Tech giant Apple is once again under fire for its operations relating to China, this time due to sending user data to Chinese company Tencent as part of its fraudulent website warning feature in its Safari web browser.
Tech giant Apple is coming under fire over its Fraudulent Website Warning feature in the Safari web browser for iOS and Mac, MacRumors reports, because the feature uses Chinese tech giant Tencent as one of its Safe Browsing providers. The feature has been sending user data to Google Safe Browsing to cross-reference URLs against Google’s blacklist for some time but it’s unclear when the firm started sending data to Tencent.
Apple does note in iOS that it sends user data to Tencent but many users are likely still unaware of this as its mentioned on the “About Safari & Privacy” screen which is linked via extremely small text under the Privacy & Security section in the Safari browser settings. The Fraudulent Website Warning feature is also enabled by default meaning most users are probably unaware that their IP address may be logged by the Chinese tech company unless they turn the feature off.
The reference to Tencent was noted on devices running the latest version of iOS but some have suggested that data may have been sent to the Chinese firm as early as iOS 12.2
In iOS 12.2 beta 2 Safari now uses Tencent Safe Browsing in addition to Google Safe Browsing. pic.twitter.com/92pZKBmwWs
— Stijn (@StijnDV) February 4, 2019
The implications of sending user data to Tencent’s servers are currently unknown, but Johns Hopkins University professor Matthew Green has suggested that a malicious provider could possibly use Google’s Safe Browsing approach to de-anonymize a user by linking their site requests.
Green believes that users “deserve to be informed about this kind of change and to make choices about it. At very least, users should learn about these changes before Apple pushes the feature into production, and thus asks millions of their customers to trust them.”
Apple CEO Tim Cook recently defended the company’s decision to remove the Chinese HKmap.live app from its store, stating that they had received “credible information” from authorities that the software was being used “maliciously” to attack police.
The company has flip-flopped repeatedly on whether the app should be allowed in the store, initially telling developers: “Your app contains content – or facilitates, enables, and encourages an activity – that is not legal … specifically, the app allowed users to evade law enforcement,” and banning the app.
Following an outcry over the initial banning, the app was reinstated to Apple’s store.
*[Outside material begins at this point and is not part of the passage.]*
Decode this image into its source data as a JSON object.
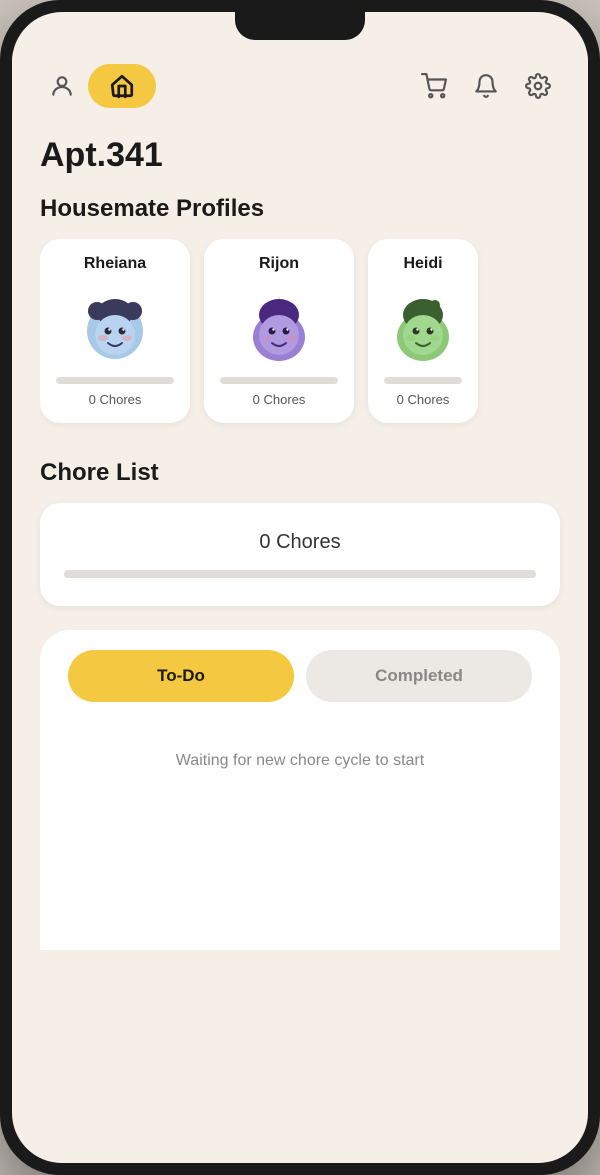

Now, following criticism from the Chinese Communist Party’s main newspaper, The People’s Daily, which stated that the app “facilitates illegal behavior,” leading it to question if Apple was “guiding Hong Kong thugs,” The Silicon Valley Masters of the Universe have once against bowed to the wishes of communist China and removed the app.